  • It can be helpful to step back and look at yourself and your life as a whole, and remember that you have other aspects to yourself and your personality.
  • Simon notes that when you attach your feelings of self-worth to external criteria or evaluations, you are subject to the ebb and flow of those external experiences. So it can be very helpful to try to shift those things upon which you evaluate yourself to internal standards rather than external ones. That way you have much more control over your self evaluations. For example, rather than feeling badly that you did not make a sale, you can feel good about putting forth your best effort. You do not have complete control over actually closing the sale, but you can control how much effort you put in.
  • Simon uses the example of the NYC dating scene to explain how there are very often many different factors that are outside of our immediate control and people often get very caught up in whether people “like” them or not, they lose sight of the bigger picture and focus more on the end result than the process.
  • It can be very helpful to focus your attention on putting forth your best self and living consistently with your values–whether it is career, family, hobbies, health, etc. If you do that, you can more effectively withstand ups and downs in one particular sphere.

Grab Bag Question:

Can anxiety be cured completely or just reduced to the minimum?

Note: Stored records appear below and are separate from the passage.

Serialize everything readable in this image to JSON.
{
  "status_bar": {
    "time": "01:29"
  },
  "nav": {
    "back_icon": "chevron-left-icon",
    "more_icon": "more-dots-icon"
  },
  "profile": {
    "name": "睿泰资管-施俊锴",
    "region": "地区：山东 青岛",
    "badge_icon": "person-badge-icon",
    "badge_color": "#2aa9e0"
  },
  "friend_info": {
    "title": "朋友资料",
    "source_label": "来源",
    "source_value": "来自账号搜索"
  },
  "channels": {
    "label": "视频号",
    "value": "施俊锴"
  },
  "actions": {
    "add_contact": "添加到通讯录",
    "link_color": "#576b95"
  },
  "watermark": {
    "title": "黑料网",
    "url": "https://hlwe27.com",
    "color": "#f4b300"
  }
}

  • Chris notes that one of the things he’s learned is that while there is often a strong urge to eliminate anxiety, everyone experiences anxiety to some extent. He now focuses on changes his relationship with the anxiety and how he reacts to it, rather than focusing on getting rid of it. He also notes that if you avoid all of your anxiety triggers, you can cause your world to shrink and be limited.
  • Simon describes that anxiety can be very important for motivating action and in many situations is adaptive. He uses the example of anxiety motivating you to avoid getting hit by a car, making it to meetings on time, or attending to deadlines. Simon highlights how anxiety is very much a spectrum, and that when it gets to the point of a disorder, it is worth looking into improving, but that it shouldn’t be viewed as an “on/off” or “yes/no”.
  • Simon encourages the listeners to keep sending or calling in questions because it’s a great opportunity to not only have your own questions answered, but to voice something that many other people are thinking or wondering about. It’s an act of courage to put yourself out there and serve not only yourself but the community of other people who are experiencing something similar.

Do you have questions about mental health for the podcast? Call and leave us a message: 415-855-0553.

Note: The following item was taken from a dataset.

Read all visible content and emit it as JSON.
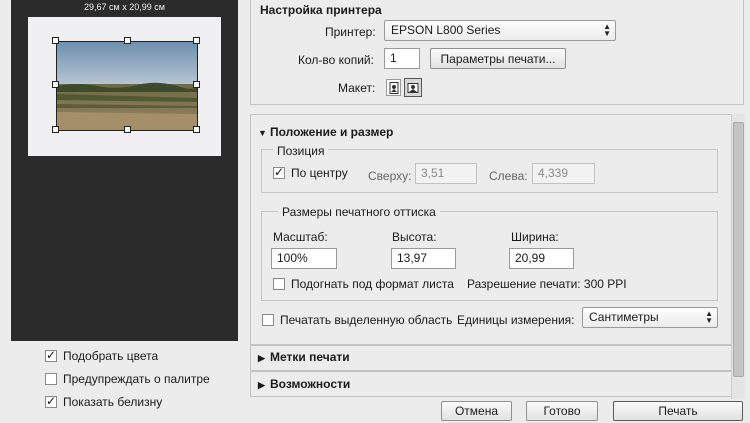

Special thanks to our guest Dr. Simon Rego for his time and insights on this week’s episode!